The best way to get the early intervention treatments you need is to see an eye doctor annually, or more often in problems persist. Knowing what cataract symptoms to look for can help you to recognize when it is time to get professional help in between regular check-ups.
What Are Cataracts?
The most basic definition is that cataracts are the clouding of the lens in the eye. There are three types of cataracts:
- Subcapsular- occurs at the rear of the lens
- Nuclear-occurs in the middle of the lens
- Cortical-is a spoke like cataract that starts in the peripheral of the lens and works its way toward the center
When you visit your eye exam center the doctor will be able to diagnose the type of cataract you have and the treatment options which can include surgery. Your eye doctor is the best source for information and treatment options.
What Are the Symptoms?
Symptoms of cataracts can range from mild foggy vision to color distortion to blind spots to the inability to see at all. Early warning signs include increased vision impairment at night or in low light, seeing a halo outline around objects, becoming more sensitive to light, double vision, clouded vision, frequent changes in your eye lens prescription and double vision.
In the early stages, corrective lens can help but the only way to effectively get rid of cataracts is to have them removed surgically. Luckily, cataract surgery is a common procedure that is safe.
When Should You Get Help
Professional eye care with a trusted provider should be something you do annually as part of your overall health care plan. Early intervention helps to keep your eyes healthy and your vision clear. Of course, anytime you suspect something is wrong with your vision you should seek professional help.
If you notice changes in your vision make an appointment to get checked out. Changes in your vision does not mean you have cataracts or other eye disease; it can mean that you are taking a medication that is affecting your vision or you just need new glasses. Some medications can produce cataract symptoms. The only way to find out is to see an eye doctor.
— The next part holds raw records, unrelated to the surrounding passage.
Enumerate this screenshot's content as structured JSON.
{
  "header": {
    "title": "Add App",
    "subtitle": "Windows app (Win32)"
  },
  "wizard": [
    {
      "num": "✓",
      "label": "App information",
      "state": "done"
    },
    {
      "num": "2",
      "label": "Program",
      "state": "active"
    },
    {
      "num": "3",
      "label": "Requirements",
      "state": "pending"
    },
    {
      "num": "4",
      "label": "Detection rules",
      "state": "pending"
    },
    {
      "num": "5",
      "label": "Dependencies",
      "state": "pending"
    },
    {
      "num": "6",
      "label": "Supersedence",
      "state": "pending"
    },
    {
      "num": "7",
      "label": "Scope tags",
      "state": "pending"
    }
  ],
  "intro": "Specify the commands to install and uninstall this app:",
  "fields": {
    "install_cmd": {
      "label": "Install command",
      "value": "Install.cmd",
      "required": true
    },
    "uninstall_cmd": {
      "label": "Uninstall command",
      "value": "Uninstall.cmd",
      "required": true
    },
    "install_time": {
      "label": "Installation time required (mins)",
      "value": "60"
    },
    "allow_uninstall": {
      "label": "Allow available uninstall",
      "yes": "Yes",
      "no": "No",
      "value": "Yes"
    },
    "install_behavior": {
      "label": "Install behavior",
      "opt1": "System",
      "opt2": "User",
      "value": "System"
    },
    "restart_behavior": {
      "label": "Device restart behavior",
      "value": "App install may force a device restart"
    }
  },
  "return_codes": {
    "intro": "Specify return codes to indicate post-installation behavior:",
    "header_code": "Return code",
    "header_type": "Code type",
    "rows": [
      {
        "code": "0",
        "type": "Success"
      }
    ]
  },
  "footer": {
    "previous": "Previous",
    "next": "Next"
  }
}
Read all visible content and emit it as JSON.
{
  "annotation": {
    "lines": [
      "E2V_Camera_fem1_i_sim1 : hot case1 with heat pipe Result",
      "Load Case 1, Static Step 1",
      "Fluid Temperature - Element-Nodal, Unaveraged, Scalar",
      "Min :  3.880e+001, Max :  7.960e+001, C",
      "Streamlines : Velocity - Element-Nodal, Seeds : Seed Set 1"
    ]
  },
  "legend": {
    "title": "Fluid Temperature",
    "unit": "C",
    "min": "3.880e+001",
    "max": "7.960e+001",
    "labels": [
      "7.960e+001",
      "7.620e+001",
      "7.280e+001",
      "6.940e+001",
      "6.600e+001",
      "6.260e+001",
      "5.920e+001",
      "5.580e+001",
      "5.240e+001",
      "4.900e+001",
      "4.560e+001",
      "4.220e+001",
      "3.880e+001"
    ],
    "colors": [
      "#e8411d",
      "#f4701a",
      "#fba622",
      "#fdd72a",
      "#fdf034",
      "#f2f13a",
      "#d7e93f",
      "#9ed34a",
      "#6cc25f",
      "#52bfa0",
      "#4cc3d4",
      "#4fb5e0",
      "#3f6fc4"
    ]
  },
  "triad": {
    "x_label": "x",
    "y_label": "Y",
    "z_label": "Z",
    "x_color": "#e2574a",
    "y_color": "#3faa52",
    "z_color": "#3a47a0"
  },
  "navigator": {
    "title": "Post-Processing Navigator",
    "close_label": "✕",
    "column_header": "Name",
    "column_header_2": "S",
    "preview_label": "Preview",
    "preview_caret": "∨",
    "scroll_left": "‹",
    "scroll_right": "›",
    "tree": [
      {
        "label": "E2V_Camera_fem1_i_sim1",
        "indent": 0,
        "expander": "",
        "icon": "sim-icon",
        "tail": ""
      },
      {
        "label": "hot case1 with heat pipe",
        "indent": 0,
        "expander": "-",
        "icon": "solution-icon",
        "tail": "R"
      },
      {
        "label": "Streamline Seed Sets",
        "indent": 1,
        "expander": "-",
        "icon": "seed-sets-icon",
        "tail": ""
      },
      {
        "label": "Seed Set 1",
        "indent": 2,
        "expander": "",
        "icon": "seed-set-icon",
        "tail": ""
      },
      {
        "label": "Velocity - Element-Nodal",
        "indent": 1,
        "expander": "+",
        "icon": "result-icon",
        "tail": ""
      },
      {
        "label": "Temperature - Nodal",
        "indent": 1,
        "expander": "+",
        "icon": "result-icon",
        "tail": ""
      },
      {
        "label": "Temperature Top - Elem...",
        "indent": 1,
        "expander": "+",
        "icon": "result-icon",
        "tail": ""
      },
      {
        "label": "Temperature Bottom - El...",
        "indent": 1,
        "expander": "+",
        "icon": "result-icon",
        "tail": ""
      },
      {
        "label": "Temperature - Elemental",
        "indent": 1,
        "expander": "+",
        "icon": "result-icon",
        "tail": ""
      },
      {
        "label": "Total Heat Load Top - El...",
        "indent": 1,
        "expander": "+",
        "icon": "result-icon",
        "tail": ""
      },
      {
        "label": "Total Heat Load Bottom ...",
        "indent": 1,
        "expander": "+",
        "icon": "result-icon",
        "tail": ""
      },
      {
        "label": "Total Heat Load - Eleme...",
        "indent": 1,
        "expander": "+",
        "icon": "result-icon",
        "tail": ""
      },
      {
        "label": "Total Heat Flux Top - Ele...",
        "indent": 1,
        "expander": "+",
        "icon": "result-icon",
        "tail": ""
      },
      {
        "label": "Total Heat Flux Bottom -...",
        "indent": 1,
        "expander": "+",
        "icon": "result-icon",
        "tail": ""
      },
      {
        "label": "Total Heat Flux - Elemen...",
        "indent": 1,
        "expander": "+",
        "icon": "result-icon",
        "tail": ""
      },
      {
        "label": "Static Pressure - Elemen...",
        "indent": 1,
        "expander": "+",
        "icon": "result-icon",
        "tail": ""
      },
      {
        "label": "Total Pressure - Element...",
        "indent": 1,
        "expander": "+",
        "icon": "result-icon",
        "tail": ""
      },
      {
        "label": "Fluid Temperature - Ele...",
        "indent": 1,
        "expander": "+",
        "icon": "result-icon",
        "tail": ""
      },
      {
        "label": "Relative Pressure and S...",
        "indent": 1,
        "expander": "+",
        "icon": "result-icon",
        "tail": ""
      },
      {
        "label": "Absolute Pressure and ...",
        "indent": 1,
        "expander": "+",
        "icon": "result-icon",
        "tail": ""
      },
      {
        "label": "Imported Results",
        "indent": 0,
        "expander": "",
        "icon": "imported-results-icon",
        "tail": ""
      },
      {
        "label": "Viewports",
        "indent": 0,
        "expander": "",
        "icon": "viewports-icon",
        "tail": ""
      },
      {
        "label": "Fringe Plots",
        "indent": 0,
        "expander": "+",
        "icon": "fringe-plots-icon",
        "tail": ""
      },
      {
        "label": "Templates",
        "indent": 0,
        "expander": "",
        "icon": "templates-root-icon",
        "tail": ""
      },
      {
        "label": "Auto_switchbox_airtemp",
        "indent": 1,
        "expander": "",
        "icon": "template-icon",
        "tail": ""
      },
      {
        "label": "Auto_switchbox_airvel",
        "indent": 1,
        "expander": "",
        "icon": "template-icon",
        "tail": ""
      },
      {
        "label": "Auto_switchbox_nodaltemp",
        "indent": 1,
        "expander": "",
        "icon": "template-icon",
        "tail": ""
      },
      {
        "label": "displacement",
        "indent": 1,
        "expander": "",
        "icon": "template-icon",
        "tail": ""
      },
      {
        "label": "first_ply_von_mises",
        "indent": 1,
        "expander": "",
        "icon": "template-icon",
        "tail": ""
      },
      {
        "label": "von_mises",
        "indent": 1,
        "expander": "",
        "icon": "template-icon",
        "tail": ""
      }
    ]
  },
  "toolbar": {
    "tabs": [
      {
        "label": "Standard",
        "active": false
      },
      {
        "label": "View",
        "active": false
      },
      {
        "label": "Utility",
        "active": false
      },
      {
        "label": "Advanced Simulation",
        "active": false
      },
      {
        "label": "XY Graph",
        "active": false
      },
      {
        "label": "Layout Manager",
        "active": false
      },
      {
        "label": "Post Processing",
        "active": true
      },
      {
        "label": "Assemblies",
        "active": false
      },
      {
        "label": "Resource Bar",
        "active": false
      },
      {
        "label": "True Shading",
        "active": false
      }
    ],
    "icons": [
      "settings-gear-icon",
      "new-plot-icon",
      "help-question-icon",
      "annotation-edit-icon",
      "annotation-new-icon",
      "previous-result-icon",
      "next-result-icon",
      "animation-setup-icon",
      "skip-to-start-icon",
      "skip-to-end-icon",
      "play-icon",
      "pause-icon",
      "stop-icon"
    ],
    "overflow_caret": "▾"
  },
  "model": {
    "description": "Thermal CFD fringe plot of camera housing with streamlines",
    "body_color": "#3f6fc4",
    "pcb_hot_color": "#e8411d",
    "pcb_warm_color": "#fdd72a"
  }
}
Your vision is far too important to leave it up to luck. Get the eye care that you need regularly to take care of your vision.